Interview: Seamus Fogarty – 'Do I know whether James has anything special planned for us? He wouldn't tell us 'til we get up there'
- David Pollock
- 6 June 2017
Seamus Fogarty talks ahead of this weekend's James Yorkston's Tae Sup Wi' a Fifer
'We first met back in Kilkenny in Ireland,' says Seamus Fogarty of his friendship with James Yorkston, whose singular special guest night in Kirkcaldy he'll be playing this month. 'It was just one of those really nice gigs in a really good music town, and we got talking afterwards. Homegame (the Anstruther micro-festival once run by Yorkston's friend and Domino labelmate King Creosote) was on a couple of weeks later and I asked him if there was any chance of getting me into those shenanigans.' One guest ticket and some discussion later, and Fogarty was set to release 2012's singular psychedelic folk debut album God Damn You Mountain on Homegame's sister label Fence.
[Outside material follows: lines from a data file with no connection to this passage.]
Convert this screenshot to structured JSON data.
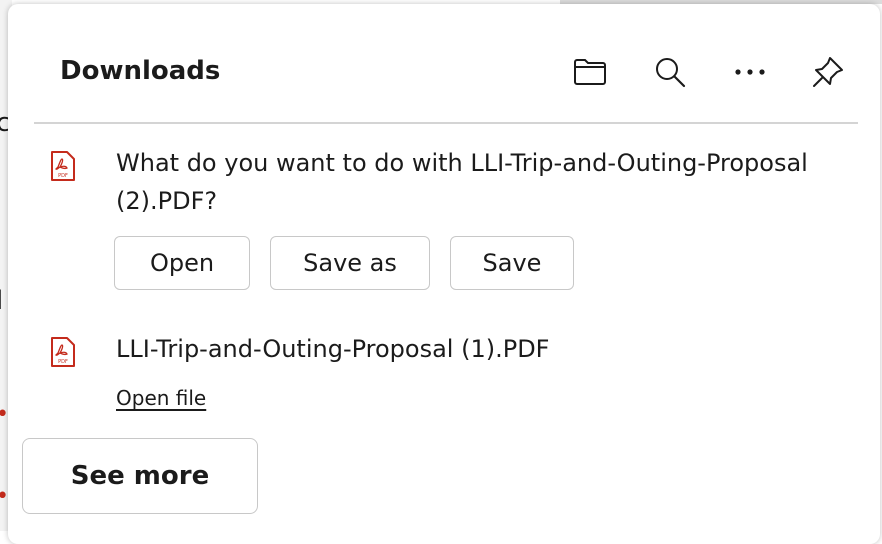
{
  "panel": {
    "title": "Downloads",
    "header_icons": [
      "folder-icon",
      "search-icon",
      "more-icon",
      "pin-icon"
    ]
  },
  "downloads": [
    {
      "prompt": "What do you want to do with LLI-Trip-and-Outing-Proposal (2).PDF?",
      "icon": "pdf-icon",
      "icon_label": "PDF",
      "actions": [
        "Open",
        "Save as",
        "Save"
      ]
    },
    {
      "filename": "LLI-Trip-and-Outing-Proposal (1).PDF",
      "icon": "pdf-icon",
      "icon_label": "PDF",
      "action": "Open file"
    }
  ],
  "footer": {
    "see_more_label": "See more"
  },
  "colors": {
    "pdf_red": "#c42b1c",
    "text": "#1b1b1b",
    "border": "#c8c8c8"
  }
}
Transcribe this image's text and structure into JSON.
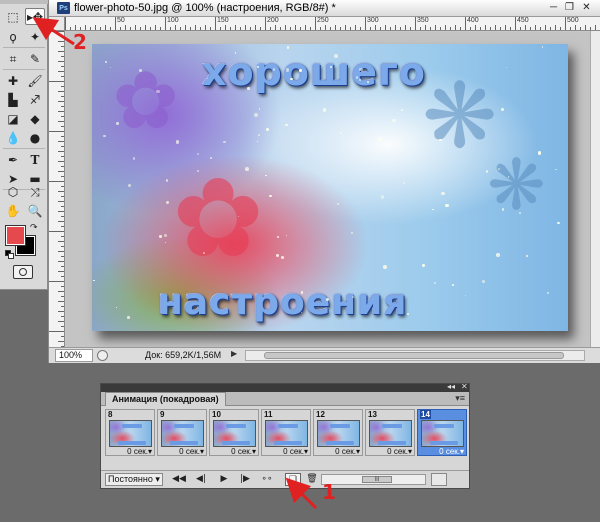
{
  "document": {
    "title": "flower-photo-50.jpg @ 100% (настроения, RGB/8#) *",
    "ps_icon": "Ps",
    "window_buttons": [
      "minimize-icon",
      "restore-icon",
      "close-icon"
    ],
    "canvas_text_top": "хорошего",
    "canvas_text_bottom": "настроения",
    "ruler_labels": [
      "50",
      "100",
      "150",
      "200",
      "250",
      "300",
      "350",
      "400",
      "450",
      "500"
    ]
  },
  "status": {
    "zoom": "100%",
    "doc_size": "Док: 659,2K/1,56M"
  },
  "tools": {
    "items": [
      "marquee-tool",
      "move-tool",
      "lasso-tool",
      "magic-wand-tool",
      "crop-tool",
      "eyedropper-tool",
      "healing-tool",
      "brush-tool",
      "stamp-tool",
      "history-brush-tool",
      "eraser-tool",
      "gradient-tool",
      "blur-tool",
      "dodge-tool",
      "pen-tool",
      "type-tool",
      "path-selection-tool",
      "shape-tool",
      "3d-rotate-tool",
      "3d-orbit-tool",
      "hand-tool",
      "zoom-tool"
    ],
    "active": "move-tool",
    "foreground_color": "#e5484d",
    "background_color": "#000000"
  },
  "animation_panel": {
    "tab": "Анимация (покадровая)",
    "frames": [
      {
        "number": "8",
        "delay": "0 сек."
      },
      {
        "number": "9",
        "delay": "0 сек."
      },
      {
        "number": "10",
        "delay": "0 сек."
      },
      {
        "number": "11",
        "delay": "0 сек."
      },
      {
        "number": "12",
        "delay": "0 сек."
      },
      {
        "number": "13",
        "delay": "0 сек."
      },
      {
        "number": "14",
        "delay": "0 сек.",
        "selected": true
      }
    ],
    "loop": "Постоянно",
    "controls": [
      "first-frame-icon",
      "prev-frame-icon",
      "play-icon",
      "next-frame-icon",
      "tween-icon",
      "duplicate-frame-icon",
      "delete-frame-icon"
    ],
    "scroll_thumb_label": "III"
  },
  "annotations": {
    "label_1": "1",
    "label_2": "2",
    "color": "#e02121"
  }
}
Five years on, with work on Johnny 'Pictish Trail' Lynch's Lost Map label in the meantime, Fogarty is ready to take his muse to a new level with October's second album. In the meantime, however, he's returned to Fife at the request of Yorkston for this month's Tae Sup Wi' a Fifer, which takes its name from the old expression 'it taks a lang spoon tae sup wi' a Fifer' (you have to do the accent); literally, 'you need to use a long spoon to drink with a Fifer', because they're sneaky and must be kept at arm's length.
Fifer Yorkston is in on the joke, of course, and the monthly gig at the theatre named after Kirkcaldy's most famous son brings unique and attractive lineups to a historic town which also gave us Robert Adam, Gordon Brown, Val McDermid, the bassist from Coldplay and the third member of Bros. This month's show will also feature iconic English folk guitarist Martin Simpson and vaudevillian Belfast singer-songwriter Peter 'Duke Special' Wilson.
'It's been three or four years since I was last in Fife,' says Fogarty. 'Last time I was actually in Kirkcaldy, opening for Malcolm Middleton. Do I know whether James has anything special planned for us? No, that's the kind of thing he wouldn't tell us 'til we get up there, just to keep a man on his toes. It would be nice to play tunes together, but I'm just looking forward to seeing what happens. James is a good man to have at the helm.'
After this, Fogarty is trying to get a last-minute festival schedule together (bookers take note), but mainly he's just glad the album is ready. 'It was recorded in a converted church in Ramsgate,' he says. 'It sounds much bigger than the last one, much more collaborative; the last one was a real solo effort. I mean, I'm not trying to make something that sounds really polished and it's not that big a departure from before – there's a bit of electronics, a bit of oddness and a few songs with choruses in there. That last one might be a departure, actually …'
James Yorkston's Tae Sup Wi' a Fifer, Adam Smith Theatre, Kirkcaldy, Sat 10 Jun.